If you give bread for God’s sake, you will be given bread (in return); if you give your life for God’s sake, you will be given life (in return).[10]

And if he saw them, how should he grudge his life? How should he become so grieved for the sake of one life? On the river-bank, water is grudged by him (alone) that is blind to the stream of water.”[11]


Sacrificing self and giving a single coin is much more valuable than giving hundreds of thousands of coins given without self-sacrifice. This is explained in the following saying of the Prophet (pbuh):

One day the Prophet (pbuh) told his companions:

“One single coin passed hundred thousand coins.”

His companions asked:

“O Messenger of Allah! How could this be possible?” Allah’s Apostle (pbuh) replied:

“A man had two silver coins. He gave one of them in charity. Another man (who was very rich) took hundred thousand silver coins and gave as charity.”(Nasā’ī, Zakāt, 49)

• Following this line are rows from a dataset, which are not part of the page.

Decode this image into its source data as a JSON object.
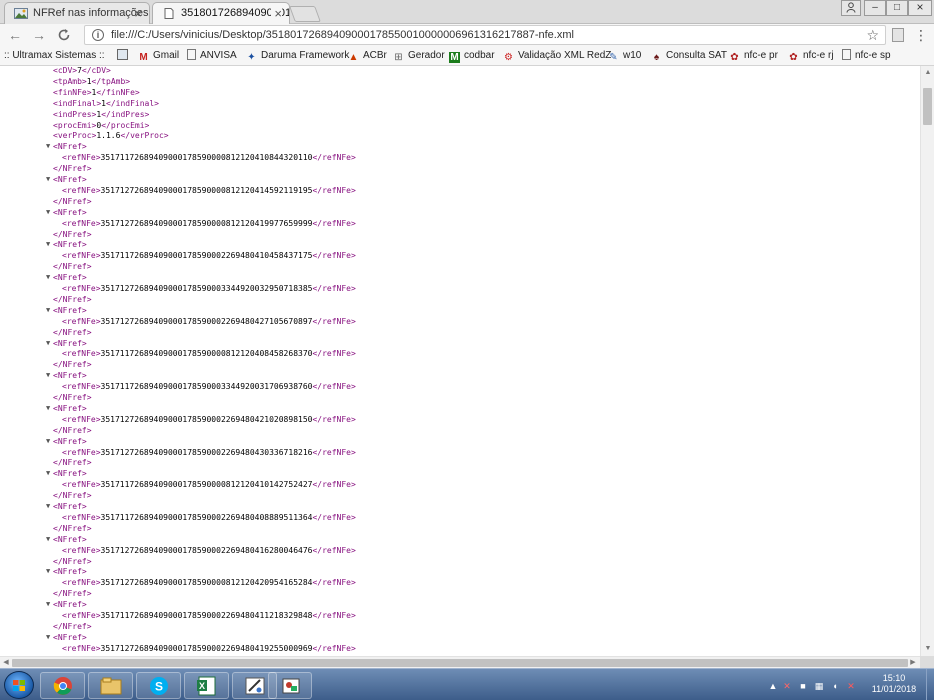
{
  "tabs": [
    {
      "label": "NFRef nas informações ce",
      "close": "×"
    },
    {
      "label": "3518017268940900017855001000000069613162178",
      "close": "×"
    }
  ],
  "window": {
    "user_icon": "user-icon",
    "min": "–",
    "max": "□",
    "close": "×"
  },
  "toolbar": {
    "back": "←",
    "forward": "→",
    "reload": "C",
    "url": "file:///C:/Users/vinicius/Desktop/35180172689409000178550010000006961316217887-nfe.xml",
    "info": "i",
    "star": "☆",
    "menu": "⋮"
  },
  "bookmarks": [
    {
      "label": ":: Ultramax Sistemas ::",
      "icon": "page-icon"
    },
    {
      "label": "",
      "icon": "image-icon"
    },
    {
      "label": "Gmail",
      "icon": "gmail-icon"
    },
    {
      "label": "ANVISA",
      "icon": "page-icon"
    },
    {
      "label": "Daruma Framework",
      "icon": "daruma-icon"
    },
    {
      "label": "ACBr",
      "icon": "acbr-icon"
    },
    {
      "label": "Gerador",
      "icon": "gerador-icon"
    },
    {
      "label": "codbar",
      "icon": "m-icon"
    },
    {
      "label": "Validação XML RedZ",
      "icon": "validacao-icon"
    },
    {
      "label": "w10",
      "icon": "w10-icon"
    },
    {
      "label": "Consulta SAT",
      "icon": "sat-icon"
    },
    {
      "label": "nfc-e pr",
      "icon": "nfce-icon"
    },
    {
      "label": "nfc-e rj",
      "icon": "nfce-icon"
    },
    {
      "label": "nfc-e sp",
      "icon": "page-icon"
    }
  ],
  "xml": {
    "header_lines": [
      {
        "open": "<cDV>",
        "value": "7",
        "close": "</cDV>"
      },
      {
        "open": "<tpAmb>",
        "value": "1",
        "close": "</tpAmb>"
      },
      {
        "open": "<finNFe>",
        "value": "1",
        "close": "</finNFe>"
      },
      {
        "open": "<indFinal>",
        "value": "1",
        "close": "</indFinal>"
      },
      {
        "open": "<indPres>",
        "value": "1",
        "close": "</indPres>"
      },
      {
        "open": "<procEmi>",
        "value": "0",
        "close": "</procEmi>"
      },
      {
        "open": "<verProc>",
        "value": "1.1.6",
        "close": "</verProc>"
      }
    ],
    "nfref_open": "<NFref>",
    "nfref_close": "</NFref>",
    "refnfe_open": "<refNFe>",
    "refnfe_close": "</refNFe>",
    "toggle": "▼",
    "refs": [
      "35171172689409000178590000812120410844320110",
      "35171272689409000178590000812120414592119195",
      "35171272689409000178590000812120419977659999",
      "35171172689409000178590002269480410458437175",
      "35171272689409000178590003344920032950718385",
      "35171272689409000178590002269480427105670897",
      "35171172689409000178590000812120408458268370",
      "35171172689409000178590003344920031706938760",
      "35171272689409000178590002269480421020898150",
      "35171272689409000178590002269480430336718216",
      "35171172689409000178590000812120410142752427",
      "35171172689409000178590002269480408889511364",
      "35171272689409000178590002269480416280046476",
      "35171272689409000178590000812120420954165284",
      "35171172689409000178590002269480411218329848",
      "35171272689409000178590002269480419255000969"
    ]
  },
  "taskbar": {
    "apps": [
      "chrome-icon",
      "explorer-icon",
      "skype-icon",
      "excel-icon",
      "paint-icon",
      "app-icon"
    ],
    "tray": [
      "arrow-up-icon",
      "flag-icon",
      "shield-icon",
      "network-icon",
      "volume-icon",
      "alert-icon"
    ],
    "tray_glyphs": [
      "▲",
      "✕",
      "■",
      "▦",
      "◖",
      "✕"
    ],
    "time": "15:10",
    "date": "11/01/2018"
  }
}
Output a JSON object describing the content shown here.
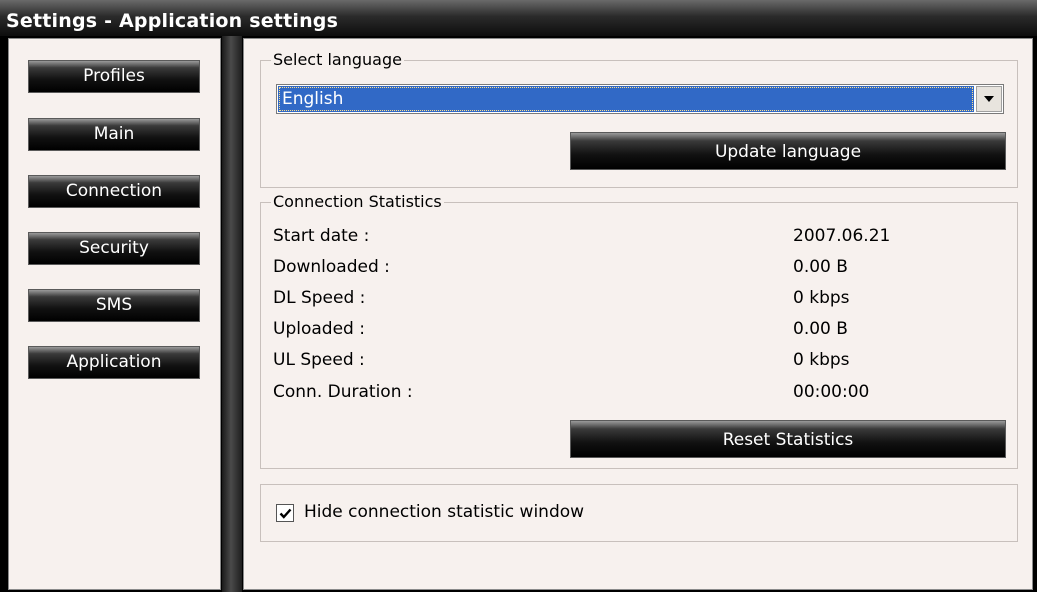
{
  "window": {
    "title": "Settings - Application settings"
  },
  "sidebar": {
    "items": [
      {
        "label": "Profiles"
      },
      {
        "label": "Main"
      },
      {
        "label": "Connection"
      },
      {
        "label": "Security"
      },
      {
        "label": "SMS"
      },
      {
        "label": "Application"
      }
    ]
  },
  "language": {
    "group_label": "Select language",
    "selected": "English",
    "update_label": "Update language"
  },
  "stats": {
    "group_label": "Connection Statistics",
    "rows": [
      {
        "label": "Start date :",
        "value": "2007.06.21"
      },
      {
        "label": "Downloaded :",
        "value": "0.00 B"
      },
      {
        "label": "DL Speed :",
        "value": "0 kbps"
      },
      {
        "label": "Uploaded :",
        "value": "0.00 B"
      },
      {
        "label": "UL Speed :",
        "value": "0 kbps"
      },
      {
        "label": "Conn. Duration :",
        "value": "00:00:00"
      }
    ],
    "reset_label": "Reset Statistics"
  },
  "options": {
    "hide_stats_label": "Hide connection statistic window",
    "hide_stats_checked": true
  }
}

In other words, the important thing in charity is not its amount but the level of sacrifice made by the giver. The real wealth is not about the size of the possessions but the contentment of heart. And the real generosity is to force the means and to give devotedly.

Sahl b. Abdullah al-Tustarī narrates:

Moses (a.s) prayed to Allah the Almighty saying:

“Dear Lord! Show me the ranks of some of the followers of Muhammad (pbuh) in Paradise.”

Allah the Almighty replied his prayer:

“O Moses! You are not strong enough for this, but I will show you one of those who have the highest ranks amongst them. With this rank, I have made him superior to you and to all other creation.”

Then a door from Heaven was opened for him. When he saw the light of him and how close he was to Allah, Moses almost got fainted. Upon this Moses asked Allah the Almighty how he had attained this rank.

Allah replied:

“By means of lofty moral principle that I have given him”

When Moses asked what this moral principle was, Allah the Almighty said:

“That is i’sār or self-sacrificing for other’s needs. Whoever comes to me with this conduct, I will feel ashamed to question him and I will give him wherever he wants in Paradise.” (Ghazālī, I, 570-571)

Of course not everybody can attain such high ranks, but it is for certain the closer we get to this horizon the more we attain blessing.

We should not forget that a small step in the conduct of i’sār will perhaps becomes an eternal door of profit for us.

It is also stated in a saying of the Prophet (pbuh):

“He who sleeps full while his neighbor is hungry is not a believer.”(Ḥākim, II, 15) This hadith reminds us the extent of our responsibility. Just as when a part of a body hurts, entire body feels its pain; every believer feels the pain of his brother in their hearts.

Therefore we should deeply feel the pains of our brothers starting from the closest ones and reaching to those in Africa, Aceh and every other place in the world.

May Allah the Almighty bless our lives with the spiritual atmosphere of the Age of Happiness and with the spirituality of His friends. May He bless our hearts with the peace of helping our brothers and appeasing their pains. May He make our peace of heart in this world as the manifestation of the tranquility of Hereafter, which He will bestow upon us.


[1].      Dânâ, Sâdık , Altınoluk Sohbetleri, v. 3, p. 48.

[2].      Mathnawī, I, 2233-2234

[3].      Mathnawī, III, 4107-4108

[4].      See Bukhārī, Kitāb al-Aymān, 3

[5].      et-Tevbe, 111.

[6].      Mathnawī, III, 4110, 4115

[7].      Ḥujwīrī, Kashf al-Majūb, trans. by Süleyman Uludağ, Istanbul 1996, p. 302

[8].      Mathnawī, I, 2223-2224

[9].      Mathnawī, II, 381-383

[10].     Mathnawī, I, 2236

[11].     Mathnawī, II, 893-894